David Delbar 8th Oct 2020
Autumn 2020 Schedule
Simonides’ Danae Fragment in a new version by Don Harmon
In our first meeting of the Lyric Spaces reading group (now suspended due to COVID-19) we read Simonides’ Danae Fragment (543 Page). See this handout from Aoidoi for the Greek text with lots of helpful notes.
Don Harmon has since produced the following translation–hope you enjoy it as much as we do!
Homeric Disputations (Spring 2020)
In these dark times, join our informal Homer discussion group. We will meet over Zoom, usually every week, for about an hour. Times may vary to accommodate different time zones and to give everyone a chance to join in on the fun!
Come meet new colleagues, and invite your friends. For time/date and Zoom info please see our UofC listserv for announcements, or check us out on twitter @rhetpoet! (PS You don’t have to be affiliated to participate!)
Classics 21, Thurs 27 February 3.30-5ish
This informal seminar seeks to provoke writers and scholars from across the University by asking them to respond to a lyric poem from antiquity. We hope such responses may take the form of collaborative projects—on any scale—creating vigorous dialogues between disciplines, and between individuals who might not otherwise find an opportunity to work together over their (undisclosed) shared interests. Such disclosures may lead to creative translation, transformation, appropriation, and the derailment of standard academic practices—and ultimately to a reflection on the pervasive and sometimes corrosive position of classical literature in the Humanities.
Our fuel for the first meeting will be Simonides’ “Danae Fragment.” A Greek text and an English translation are provided, but the seminar is specifically designed with readers and writers of English in mind. Scholars of Greek are invited, on the condition that they begin to forget their Greek. Maximal and minimal pairings appreciated. Bring enthusiasm and rhythm. Learned lectures will not be provided, but refreshments will abound.
Please circulate to anyone of interest—particularly to creative writers, translators, and performers. Due to funding constraints, participants are asked to provide their own pen and pencil(s). The organizers are happy to make accommodations for anyone interested in attending—feel free to contact Claudio at firstname.lastname@example.org.
For the documents: https://voices.uchicago.edu/
Winter 2020 Schedule
Autumn 2019 Schedule
Thursday, October 3rd — Emily Austin (UChicago)
“The Other Iliad: Narrative Reversals and the Human Condition”
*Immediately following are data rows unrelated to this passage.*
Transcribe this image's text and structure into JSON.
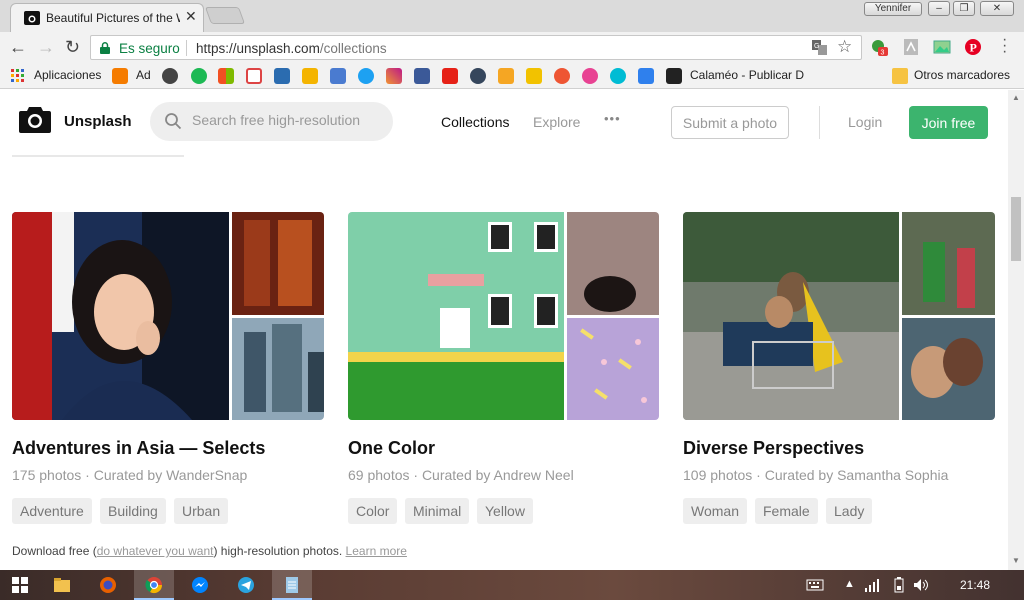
{
  "browser": {
    "tab_title": "Beautiful Pictures of the Worl",
    "tab_close": "✕",
    "user_name": "Yennifer",
    "secure_label": "Es seguro",
    "url_host": "https://unsplash.com",
    "url_path": "/collections",
    "bookmarks": {
      "apps_label": "Aplicaciones",
      "ad_label": "Ad",
      "calameo_label": "Calaméo - Publicar D",
      "other_label": "Otros marcadores"
    },
    "ext_badge": "3"
  },
  "site": {
    "brand": "Unsplash",
    "search_placeholder": "Search free high-resolution",
    "nav_collections": "Collections",
    "nav_explore": "Explore",
    "nav_more": "•••",
    "submit_label": "Submit a photo",
    "login_label": "Login",
    "join_label": "Join free"
  },
  "collections": [
    {
      "title": "Adventures in Asia — Selects",
      "meta": "175 photos · Curated by WanderSnap",
      "tags": [
        "Adventure",
        "Building",
        "Urban"
      ]
    },
    {
      "title": "One Color",
      "meta": "69 photos · Curated by Andrew Neel",
      "tags": [
        "Color",
        "Minimal",
        "Yellow"
      ]
    },
    {
      "title": "Diverse Perspectives",
      "meta": "109 photos · Curated by Samantha Sophia",
      "tags": [
        "Woman",
        "Female",
        "Lady"
      ]
    }
  ],
  "footer": {
    "prefix": "Download free (",
    "link1": "do whatever you want",
    "middle": ") high-resolution photos. ",
    "link2": "Learn more"
  },
  "taskbar": {
    "clock": "21:48"
  }
}
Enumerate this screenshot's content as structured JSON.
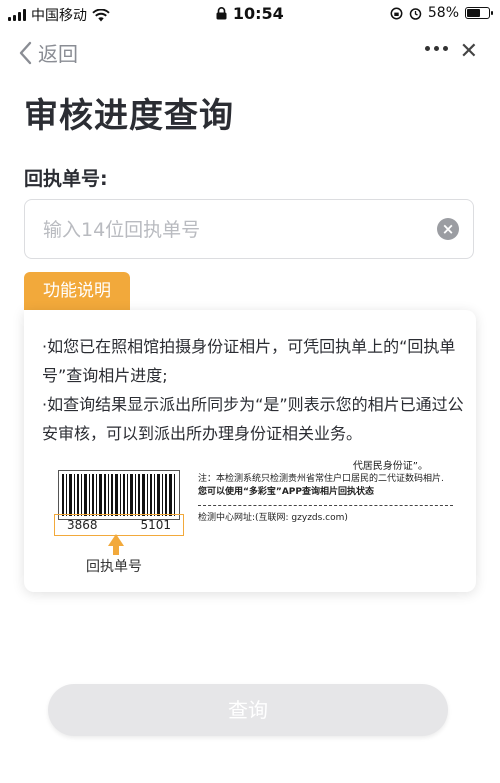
{
  "status_bar": {
    "carrier": "中国移动",
    "time": "10:54",
    "battery": "58%",
    "battery_level": 0.58
  },
  "nav": {
    "back_label": "返回",
    "more_icon": "more-icon",
    "close_icon": "close-icon"
  },
  "page": {
    "title": "审核进度查询",
    "field_label": "回执单号:",
    "input_value": "",
    "input_placeholder": "输入14位回执单号"
  },
  "info": {
    "tag_label": "功能说明",
    "lines": [
      "·如您已在照相馆拍摄身份证相片，可凭回执单上的“回执单号”查询相片进度;",
      "·如查询结果显示派出所同步为“是”则表示您的相片已通过公安审核，可以到派出所办理身份证相关业务。"
    ],
    "example": {
      "number_left": "3868",
      "number_right": "5101",
      "caption": "回执单号",
      "doc_line1": "代居民身份证”。",
      "doc_line2": "注：本检测系统只检测贵州省常住户口居民的二代证数码相片.",
      "doc_line3": "您可以使用“多彩宝”APP查询相片回执状态",
      "doc_line4": "检测中心网址:(互联网: gzyzds.com)"
    }
  },
  "actions": {
    "query_label": "查询"
  },
  "colors": {
    "accent": "#f2a93b",
    "button_disabled": "#e6e6e8"
  }
}
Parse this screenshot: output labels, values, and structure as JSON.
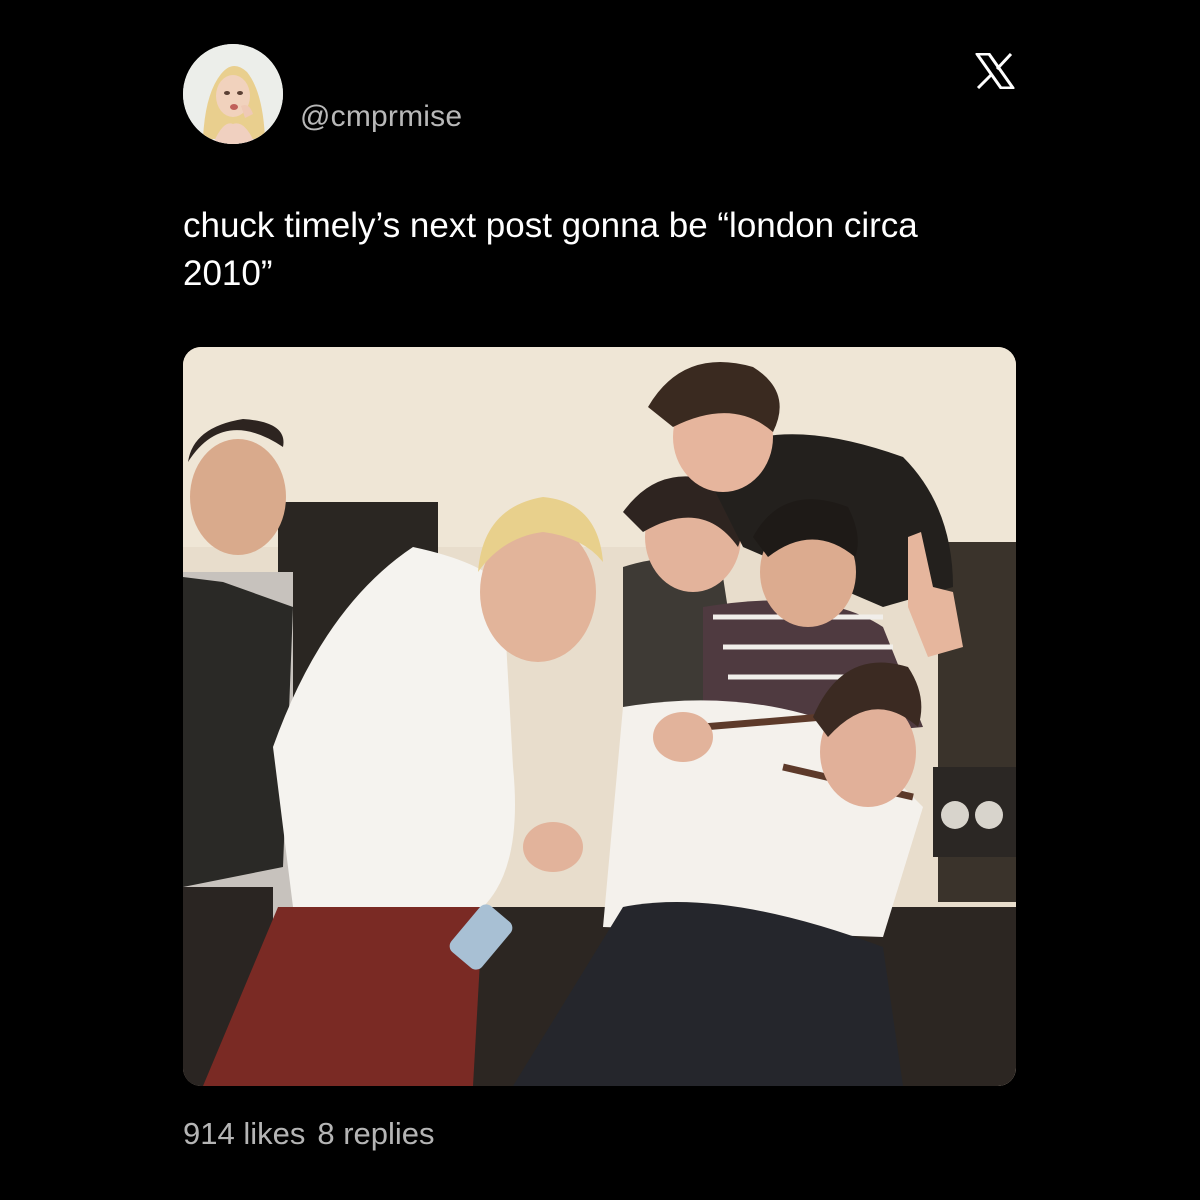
{
  "post": {
    "avatar_icon": "profile-photo-avatar",
    "handle": "@cmprmise",
    "platform_icon": "x-logo-icon",
    "text": "chuck timely’s next post gonna be “london circa 2010”",
    "photo_icon": "group-photo-image",
    "likes_label": "914 likes",
    "replies_label": "8 replies"
  },
  "colors": {
    "background": "#000000",
    "text": "#ffffff",
    "muted_text": "#b5b5b5"
  }
}
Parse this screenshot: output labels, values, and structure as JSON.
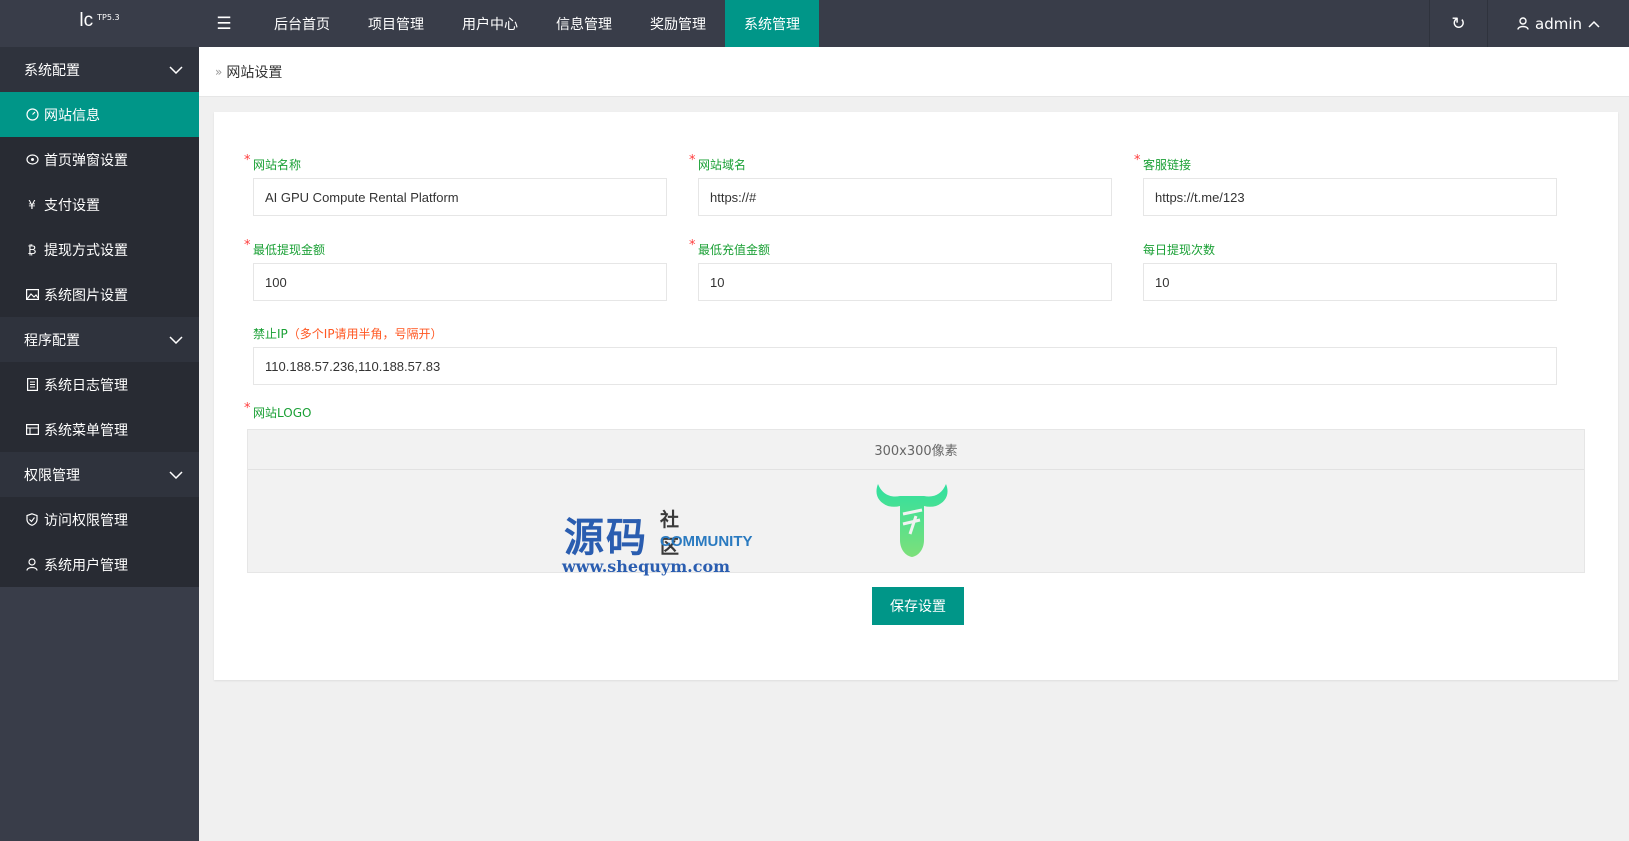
{
  "app": {
    "logo": "lc",
    "version": "TP5.3"
  },
  "nav": {
    "items": [
      {
        "label": "后台首页"
      },
      {
        "label": "项目管理"
      },
      {
        "label": "用户中心"
      },
      {
        "label": "信息管理"
      },
      {
        "label": "奖励管理"
      },
      {
        "label": "系统管理"
      }
    ],
    "active_index": 5
  },
  "header": {
    "user": "admin"
  },
  "sidebar": {
    "groups": [
      {
        "label": "系统配置",
        "items": [
          {
            "label": "网站信息",
            "icon": "gauge-icon",
            "active": true
          },
          {
            "label": "首页弹窗设置",
            "icon": "popup-icon"
          },
          {
            "label": "支付设置",
            "icon": "yen-icon"
          },
          {
            "label": "提现方式设置",
            "icon": "bitcoin-icon"
          },
          {
            "label": "系统图片设置",
            "icon": "image-icon"
          }
        ]
      },
      {
        "label": "程序配置",
        "items": [
          {
            "label": "系统日志管理",
            "icon": "log-icon"
          },
          {
            "label": "系统菜单管理",
            "icon": "menu-icon"
          }
        ]
      },
      {
        "label": "权限管理",
        "items": [
          {
            "label": "访问权限管理",
            "icon": "shield-icon"
          },
          {
            "label": "系统用户管理",
            "icon": "user-icon"
          }
        ]
      }
    ]
  },
  "breadcrumb": {
    "current": "网站设置"
  },
  "form": {
    "site_name": {
      "label": "网站名称",
      "value": "AI GPU Compute Rental Platform"
    },
    "site_domain": {
      "label": "网站域名",
      "value": "https://#"
    },
    "service_link": {
      "label": "客服链接",
      "value": "https://t.me/123"
    },
    "min_withdraw": {
      "label": "最低提现金额",
      "value": "100"
    },
    "min_recharge": {
      "label": "最低充值金额",
      "value": "10"
    },
    "daily_withdraw": {
      "label": "每日提现次数",
      "value": "10"
    },
    "ban_ip": {
      "label": "禁止IP",
      "tip": "（多个IP请用半角，号隔开）",
      "value": "110.188.57.236,110.188.57.83"
    },
    "logo": {
      "label": "网站LOGO",
      "size_hint": "300x300像素"
    },
    "save_label": "保存设置"
  },
  "watermark": {
    "big": "源码",
    "small": "社区",
    "community": "COMMUNITY",
    "url": "www.shequym.com"
  },
  "colors": {
    "accent": "#009688",
    "topbar": "#393d49",
    "label_green": "#1aa035",
    "required": "#ff3b3b",
    "logo_green": "#3ddc97"
  }
}
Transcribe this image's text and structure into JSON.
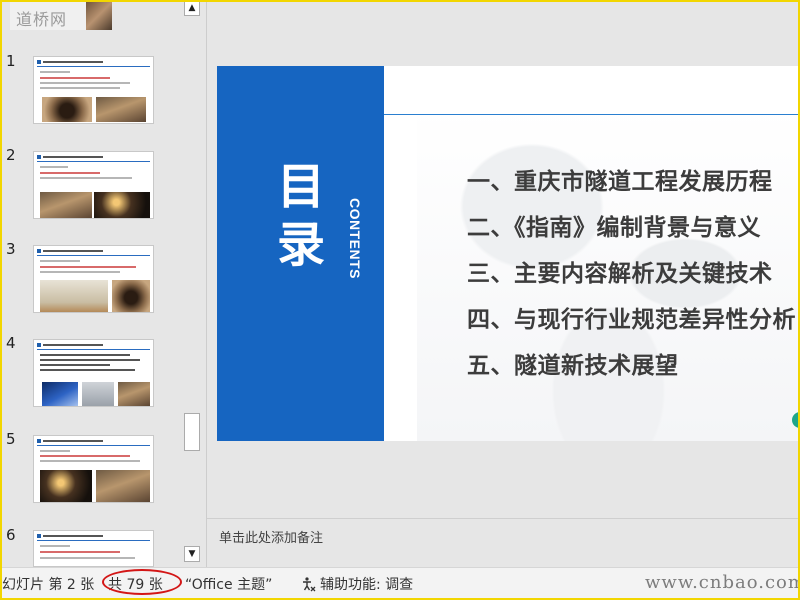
{
  "watermark_top": "道桥网",
  "thumbnails": [
    {
      "number": "1"
    },
    {
      "number": "2"
    },
    {
      "number": "3"
    },
    {
      "number": "4"
    },
    {
      "number": "5"
    },
    {
      "number": "6"
    }
  ],
  "slide": {
    "title_char_1": "目",
    "title_char_2": "录",
    "contents_label": "CONTENTS",
    "toc": [
      "一、重庆市隧道工程发展历程",
      "二、《指南》编制背景与意义",
      "三、主要内容解析及关键技术",
      "四、与现行行业规范差异性分析",
      "五、隧道新技术展望"
    ],
    "colors": {
      "side_panel": "#1665c1",
      "accent_rule": "#2a7fd0",
      "toc_text": "#3c3c3c"
    }
  },
  "notes_placeholder": "单击此处添加备注",
  "statusbar": {
    "slide_position": "幻灯片 第 2 张",
    "slide_total": "共 79 张",
    "theme": "“Office 主题”",
    "accessibility": "辅助功能: 调查"
  },
  "watermark_bottom": "www.cnbao.com"
}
Thursday, October 17th — Andrew Horne (UChicago)
“Terence on Human Nature”
*Tuesday*, October 29th — Edward Harris (Edinburgh)
“Supplication in Athenian Tragedy: Law, Ritual and Dramatic Structure”
(This meeting will be cosponsored with the Ancient Societies Workshop; note the unusual date)
Thursday, October 31st — Barbara Kowalzig (NYU)
Thursday, November 7th — Claudio Sansone (UChicago)
“A Homeric Poetics of Exclusion”
Thursday, November 21st — David Williams (UChicago)
“Blumenberg’s ‘Comedy of Pure Theory’ and Aristophanes’ Clouds“
(This meeting will be cosponsored with the Literature and Philosophy Workshop)
All meetings will take place in Classics 21 at 3:30pm.
Omeros Reading Group
David Wray and Chris Faraone are offering a reading group dedicated to Derek Walcott’s Omeros.
Meetings, at 3:30 in Classics 21, are as follows:
Thu Oct 10: Book 1
Thu Nov 14: Books 2 and 3
TUE Nov 26: Books 4 and 5
Thu Dec 5: Books 6 and 7
Spring 2019 Schedule
April 1- Chris Faraone, University of Chicago
“Circe’s Instructions to Odysseus as the First Sibylline Oracle (Od. 10.507-40)”
April 11- Cléo Carastro, École des Hautes Études en Sciences Sociales
“The City of Thucydides. Conflicts, Writing and Rationalities.”
April 18- Michael Moore, University of Chicago
“The Promising Early Life of the Unnatural Greek Circle”
May 9- Gary Remer, Tulane University
“Thomas More’s Utopia and Its Ciceronian Roots”
May 16- Jenna Sarchio, University of Chicago
“On the Inside of Roman Elegy”
May 30- David Perry, University of Chicago
“Knowledge and Authority in Latin Dialogue”
All workshops take place at 3:30pm in Classics 21. Please contact the workshop coordinator (email@example.com) if you need an accommodation to attend this event.